§ **What you are asked to do**:
Nothing in the listing should be dropped or altered when it is copied.
##############################
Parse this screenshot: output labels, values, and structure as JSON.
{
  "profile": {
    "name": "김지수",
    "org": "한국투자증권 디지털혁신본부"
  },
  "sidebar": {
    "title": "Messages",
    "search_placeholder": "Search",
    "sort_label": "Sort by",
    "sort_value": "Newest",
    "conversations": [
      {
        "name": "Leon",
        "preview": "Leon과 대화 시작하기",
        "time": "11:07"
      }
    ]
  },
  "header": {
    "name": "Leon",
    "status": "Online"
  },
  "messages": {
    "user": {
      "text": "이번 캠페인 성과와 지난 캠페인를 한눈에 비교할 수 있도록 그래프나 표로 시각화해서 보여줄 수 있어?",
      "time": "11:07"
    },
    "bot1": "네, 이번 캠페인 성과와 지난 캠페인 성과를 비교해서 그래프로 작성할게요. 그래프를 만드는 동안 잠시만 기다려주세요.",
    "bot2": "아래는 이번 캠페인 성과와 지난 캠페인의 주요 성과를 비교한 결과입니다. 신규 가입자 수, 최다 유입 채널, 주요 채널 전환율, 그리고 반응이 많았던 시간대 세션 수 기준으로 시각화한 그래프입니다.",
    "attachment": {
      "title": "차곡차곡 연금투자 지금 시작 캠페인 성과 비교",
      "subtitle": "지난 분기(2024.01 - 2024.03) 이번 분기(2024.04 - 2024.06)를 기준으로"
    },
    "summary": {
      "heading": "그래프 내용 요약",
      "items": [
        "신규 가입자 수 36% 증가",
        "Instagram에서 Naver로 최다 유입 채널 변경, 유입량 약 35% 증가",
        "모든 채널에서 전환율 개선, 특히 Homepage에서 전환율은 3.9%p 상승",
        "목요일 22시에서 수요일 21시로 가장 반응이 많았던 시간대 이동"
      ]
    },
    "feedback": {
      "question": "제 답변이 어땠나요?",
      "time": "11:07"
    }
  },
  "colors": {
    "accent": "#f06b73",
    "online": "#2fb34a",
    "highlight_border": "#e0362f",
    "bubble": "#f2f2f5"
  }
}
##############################
§ **Solved exercise**:
Parse this screenshot: output labels, values, and structure as JSON.
{
  "profile": {
    "name": "김지수",
    "org": "한국투자증권 디지털혁신본부"
  },
  "sidebar": {
    "title": "Messages",
    "search_placeholder": "Search",
    "sort_label": "Sort by",
    "sort_value": "Newest",
    "conversations": [
      {
        "name": "Leon",
        "preview": "Leon과 대화 시작하기",
        "time": "11:07"
      }
    ]
  },
  "header": {
    "name": "Leon",
    "status": "Online"
  },
  "messages": {
    "user": {
      "text": "이번 캠페인 성과와 지난 캠페인를 한눈에 비교할 수 있도록 그래프나 표로 시각화해서 보여줄 수 있어?",
      "time": "11:07"
    },
    "bot1": "네, 이번 캠페인 성과와 지난 캠페인 성과를 비교해서 그래프로 작성할게요. 그래프를 만드는 동안 잠시만 기다려주세요.",
    "bot2": "아래는 이번 캠페인 성과와 지난 캠페인의 주요 성과를 비교한 결과입니다. 신규 가입자 수, 최다 유입 채널, 주요 채널 전환율, 그리고 반응이 많았던 시간대 세션 수 기준으로 시각화한 그래프입니다.",
    "attachment": {
      "title": "차곡차곡 연금투자 지금 시작 캠페인 성과 비교",
      "subtitle": "지난 분기(2024.01 - 2024.03) 이번 분기(2024.04 - 2024.06)를 기준으로"
    },
    "summary": {
      "heading": "그래프 내용 요약",
      "items": [
        "신규 가입자 수 36% 증가",
        "Instagram에서 Naver로 최다 유입 채널 변경, 유입량 약 35% 증가",
        "모든 채널에서 전환율 개선, 특히 Homepage에서 전환율은 3.9%p 상승",
        "목요일 22시에서 수요일 21시로 가장 반응이 많았던 시간대 이동"
      ]
    },
    "feedback": {
      "question": "제 답변이 어땠나요?",
      "time": "11:07"
    }
  },
  "colors": {
    "accent": "#f06b73",
    "online": "#2fb34a",
    "highlight_border": "#e0362f",
    "bubble": "#f2f2f5"
  }
}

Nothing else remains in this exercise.